At the moment, Poland and Hungary are blocking the recovery fund because the money comes attached with conditions requiring adherence to the EU’s standards for rule of law.

At the national level, government spending means bigger deficits and debt piles – not an irrelevant issue in the eurozone, where a rise in governments’ market borrowing costs threatened to break up the currency union in 2010-2012. The size of Italy’s debt pile is expected to rise to 170% of annual gross domestic product, from 135% at the end of 2019.

Yet its borrowing costs remain low and markets are calm despite the pandemic, and analysts say ECB support plays a crucial role in that. In a report published by the Bruegel research institute in Brussels, analysts estimate that ECB support will continue to be essential to keep Italy’s debt from exploding into another crisis.

So long as the ECB keeps a lid on debt costs, “the Italian debt trajectories are stabilized at a high level and return to the pre-COVID-19 levels within a decade,” wrote Andrea Consiglio, professor of mathematical finance at the University of Palermo, and Stavros Zenios, professor of finance at the University of Cyprus.

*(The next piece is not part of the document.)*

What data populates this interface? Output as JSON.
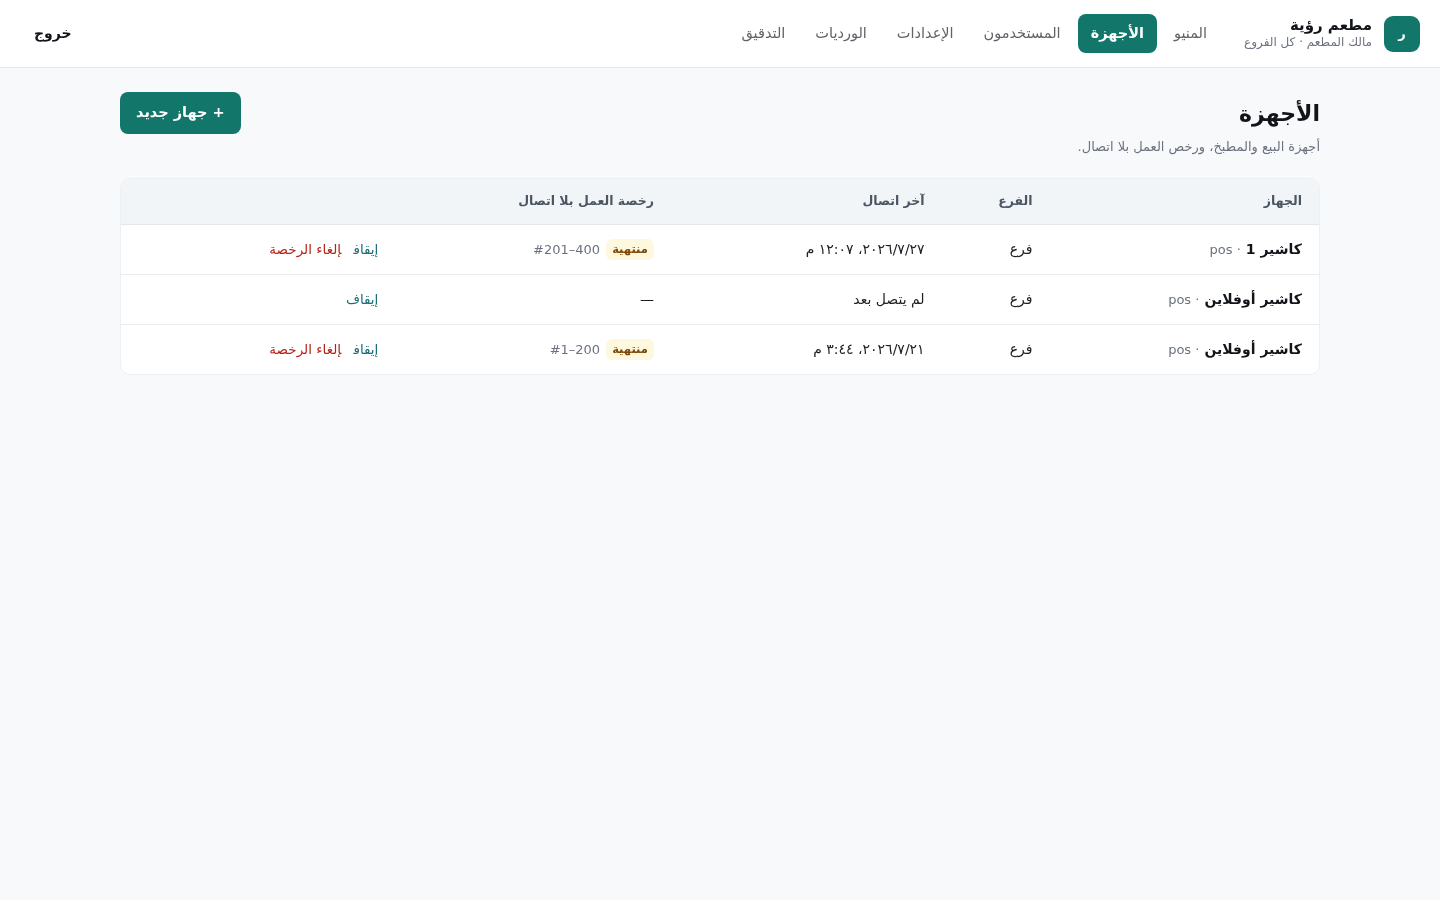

Without ECB support, a debt crisis could loom.

Assuming the dispute with Hungary and Poland is resolved, the amounts of EU aid will boost growth but “will have only a small impact on debt dynamics,” says Melanie Debono, Europe economist at Capital Economics.

“For the time being it will continue to fall on the ECB to ensure fiscal sustainability.”